Postage and VAT – single sourcing

The issue of how VAT should be accounted for on postage supplies has polarised the marketing industry ever since the VAT exemption on many of Royal Mail’s retail products was removed in April 2012. From that moment many businesses advocated that VAT on postage could be mitigated by “single sourcing”. The logic being that if a direct mail pack was zero rated then the postage would follow the same liability i.e. there was a single supply of zero rated goods.

From the outset we advised against this course of action to our clients, and to the wider industry through our website and by speaking publicly at trade body events. This was not a popular stance to take since the commercial attraction of the single sourcing “solution” was obvious. As there were no legal precedents nor published guidance to substantiate this approach we had to exercise caution and protect the interests of our clients. The availability of access agreements (either direct access or Schedule 17) meant that with the proper arrangements in place, VAT could be mitigated on a large element of postal costs in any case, without the risk associated with single sourcing.

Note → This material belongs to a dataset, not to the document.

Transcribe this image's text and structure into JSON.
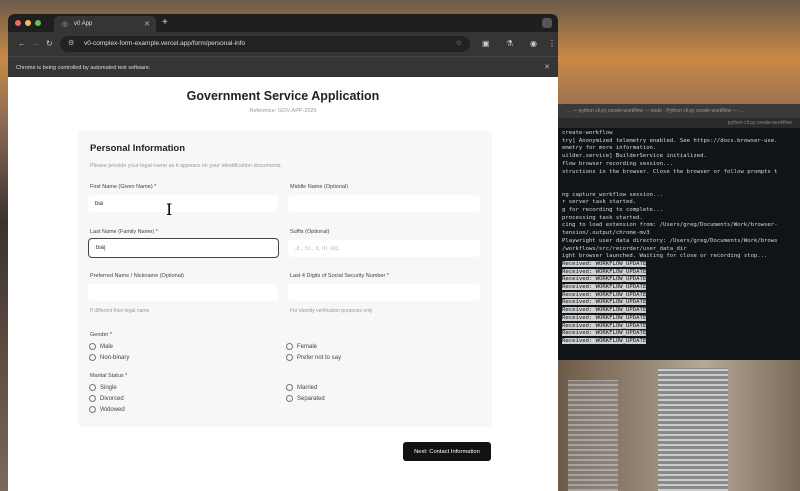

Recently, HMRC have advised that they view the combined supply of print and postage for VAT purposes as a single supply of a “marketing service”. This means the total consideration is subject to standard rate VAT, both the print and the postage. This has very serious implications for any business that has been operating the single sourcing model.

In summary HMRC’s view is that when supplied by itself, qualifying printed matter may be zero rated. However if, as is often done in our industry, the printed matter is bundled to together with postage or ‘other services’ the outcome is a single supply of marketing services.

Clearly it would be ill advised for any business to continue operating a single sourcing model for postage. What is not clear as yet is how HMRC will tackle the issue of retrospective action. They may make random visits to certain businesses and issue assessment notices for VAT which should have been charged but wasn’t. This will lead to some businesses facing large VAT bills going back a maximum of 4 years (this is the time limit for correcting VAT mistakes). Other businesses may avoid inspection until the 4 year time period has lapsed.

We are aware that in some cases suppliers have received written clearance from HMRC which appear to confirm that postage can be zero rated as part of a “single source contract”. This may be a basis upon which to appeal any retrospective liabilities which HMRC may seek to recover but this depends on how accurate and complete the information disclosed to HMRC was in the application for the clearance.

If you would like some further advice about this matter then please do not hesitate to contact us.